Directions → Within these entries, which lines include the string "password"? Copy each one.

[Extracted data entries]
______________________________

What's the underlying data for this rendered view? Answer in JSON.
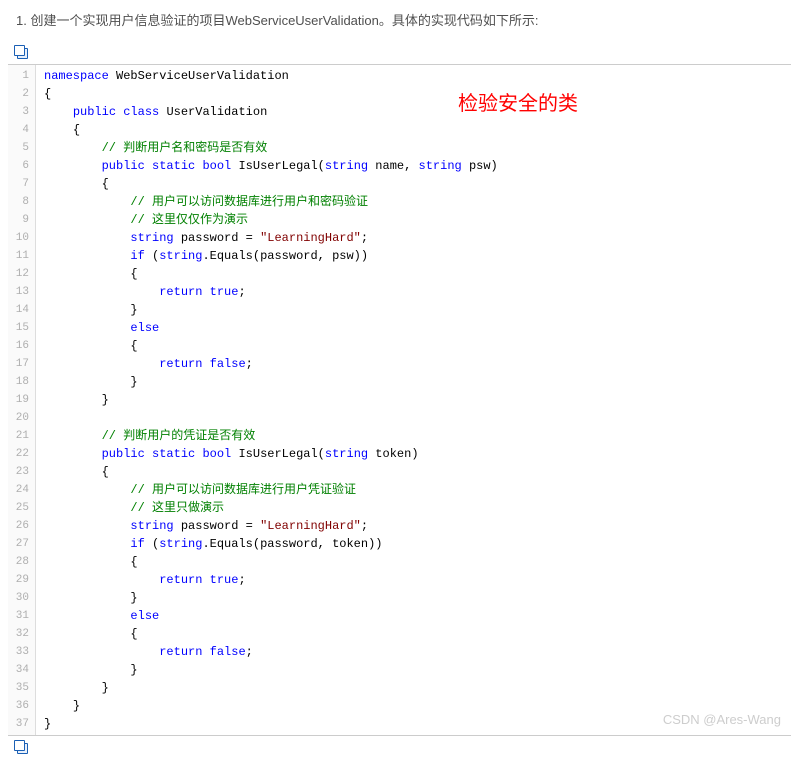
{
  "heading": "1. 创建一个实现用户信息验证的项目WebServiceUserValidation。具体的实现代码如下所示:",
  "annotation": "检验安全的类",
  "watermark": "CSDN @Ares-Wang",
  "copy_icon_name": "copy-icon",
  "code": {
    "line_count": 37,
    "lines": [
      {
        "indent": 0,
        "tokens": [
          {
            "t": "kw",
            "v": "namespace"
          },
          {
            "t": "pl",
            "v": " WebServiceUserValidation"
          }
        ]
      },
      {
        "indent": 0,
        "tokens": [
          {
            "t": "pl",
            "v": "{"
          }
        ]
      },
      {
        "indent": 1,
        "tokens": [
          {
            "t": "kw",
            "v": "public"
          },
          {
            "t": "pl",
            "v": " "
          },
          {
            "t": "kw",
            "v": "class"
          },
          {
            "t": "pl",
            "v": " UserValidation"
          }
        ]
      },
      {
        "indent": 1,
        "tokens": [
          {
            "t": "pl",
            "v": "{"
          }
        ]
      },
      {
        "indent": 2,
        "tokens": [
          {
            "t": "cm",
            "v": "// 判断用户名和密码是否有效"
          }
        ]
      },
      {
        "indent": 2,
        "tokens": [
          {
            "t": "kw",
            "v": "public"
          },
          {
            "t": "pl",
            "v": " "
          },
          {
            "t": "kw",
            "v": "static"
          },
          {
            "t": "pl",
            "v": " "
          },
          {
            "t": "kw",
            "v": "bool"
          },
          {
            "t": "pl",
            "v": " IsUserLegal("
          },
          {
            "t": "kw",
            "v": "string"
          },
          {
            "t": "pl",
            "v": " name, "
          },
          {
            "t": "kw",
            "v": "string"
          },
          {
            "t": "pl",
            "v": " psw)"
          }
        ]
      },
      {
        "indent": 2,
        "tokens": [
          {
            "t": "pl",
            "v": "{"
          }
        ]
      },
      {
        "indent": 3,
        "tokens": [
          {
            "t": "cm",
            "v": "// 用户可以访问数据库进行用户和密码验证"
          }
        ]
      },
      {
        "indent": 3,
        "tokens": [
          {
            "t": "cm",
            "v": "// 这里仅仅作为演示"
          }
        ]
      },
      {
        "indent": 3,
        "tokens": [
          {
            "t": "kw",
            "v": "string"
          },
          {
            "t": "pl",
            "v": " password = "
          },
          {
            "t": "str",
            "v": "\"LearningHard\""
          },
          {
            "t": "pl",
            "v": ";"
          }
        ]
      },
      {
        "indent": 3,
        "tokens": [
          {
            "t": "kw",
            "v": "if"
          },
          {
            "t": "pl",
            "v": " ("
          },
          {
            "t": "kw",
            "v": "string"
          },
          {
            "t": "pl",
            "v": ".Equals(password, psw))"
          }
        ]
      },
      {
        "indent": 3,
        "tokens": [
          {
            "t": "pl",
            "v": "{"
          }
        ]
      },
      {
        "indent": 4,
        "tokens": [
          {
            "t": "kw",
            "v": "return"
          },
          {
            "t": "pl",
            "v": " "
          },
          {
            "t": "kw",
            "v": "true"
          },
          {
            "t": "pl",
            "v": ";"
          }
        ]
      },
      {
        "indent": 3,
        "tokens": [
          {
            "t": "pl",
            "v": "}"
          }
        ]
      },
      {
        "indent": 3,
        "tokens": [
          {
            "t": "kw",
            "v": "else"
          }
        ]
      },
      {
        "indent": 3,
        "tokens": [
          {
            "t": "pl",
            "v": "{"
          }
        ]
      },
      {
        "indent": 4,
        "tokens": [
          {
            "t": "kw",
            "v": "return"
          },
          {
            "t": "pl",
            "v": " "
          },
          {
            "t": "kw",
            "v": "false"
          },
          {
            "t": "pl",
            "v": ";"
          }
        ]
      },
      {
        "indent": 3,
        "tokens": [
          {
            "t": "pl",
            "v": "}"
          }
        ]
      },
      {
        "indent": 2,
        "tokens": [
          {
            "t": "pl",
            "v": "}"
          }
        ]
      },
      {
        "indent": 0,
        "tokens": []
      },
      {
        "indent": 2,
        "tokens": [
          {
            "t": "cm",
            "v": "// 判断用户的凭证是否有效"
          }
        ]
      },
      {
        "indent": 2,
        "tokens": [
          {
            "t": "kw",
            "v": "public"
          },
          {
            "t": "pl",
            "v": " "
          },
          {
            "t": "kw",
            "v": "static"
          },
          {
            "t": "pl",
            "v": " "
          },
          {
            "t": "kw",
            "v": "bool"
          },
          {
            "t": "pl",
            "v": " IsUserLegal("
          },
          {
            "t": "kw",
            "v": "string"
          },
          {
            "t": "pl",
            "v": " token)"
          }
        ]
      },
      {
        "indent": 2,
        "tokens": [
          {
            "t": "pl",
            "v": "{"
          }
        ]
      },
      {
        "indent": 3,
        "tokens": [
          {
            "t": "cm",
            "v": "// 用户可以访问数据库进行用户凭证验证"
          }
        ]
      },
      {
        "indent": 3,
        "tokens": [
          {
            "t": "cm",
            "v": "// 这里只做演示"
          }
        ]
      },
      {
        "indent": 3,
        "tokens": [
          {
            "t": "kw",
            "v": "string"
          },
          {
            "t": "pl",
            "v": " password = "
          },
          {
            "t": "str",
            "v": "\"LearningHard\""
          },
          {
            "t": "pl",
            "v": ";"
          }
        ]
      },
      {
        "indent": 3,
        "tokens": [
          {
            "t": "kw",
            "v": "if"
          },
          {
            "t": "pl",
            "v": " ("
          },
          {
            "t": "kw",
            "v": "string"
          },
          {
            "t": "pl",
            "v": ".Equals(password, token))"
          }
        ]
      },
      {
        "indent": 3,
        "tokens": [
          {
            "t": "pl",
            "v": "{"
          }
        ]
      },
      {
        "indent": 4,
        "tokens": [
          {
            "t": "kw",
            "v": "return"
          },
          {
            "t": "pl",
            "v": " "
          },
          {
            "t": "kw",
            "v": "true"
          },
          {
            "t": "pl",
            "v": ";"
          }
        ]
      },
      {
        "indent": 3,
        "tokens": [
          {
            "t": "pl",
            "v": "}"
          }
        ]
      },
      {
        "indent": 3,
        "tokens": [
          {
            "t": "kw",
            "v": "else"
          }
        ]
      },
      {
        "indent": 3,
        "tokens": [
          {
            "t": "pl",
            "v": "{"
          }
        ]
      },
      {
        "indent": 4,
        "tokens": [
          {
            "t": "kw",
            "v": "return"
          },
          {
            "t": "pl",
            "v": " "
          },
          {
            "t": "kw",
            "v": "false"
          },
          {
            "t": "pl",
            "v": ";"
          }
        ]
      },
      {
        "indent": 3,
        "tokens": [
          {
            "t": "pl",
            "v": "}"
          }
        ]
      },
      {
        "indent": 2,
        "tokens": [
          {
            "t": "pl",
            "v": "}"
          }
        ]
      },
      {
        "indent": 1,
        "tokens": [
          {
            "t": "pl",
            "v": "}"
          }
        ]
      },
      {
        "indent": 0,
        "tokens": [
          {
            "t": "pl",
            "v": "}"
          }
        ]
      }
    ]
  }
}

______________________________

Finished exercise →
            "v": " password = "
            "v": ".Equals(password, psw))"
            "v": " password = "
            "v": ".Equals(password, token))"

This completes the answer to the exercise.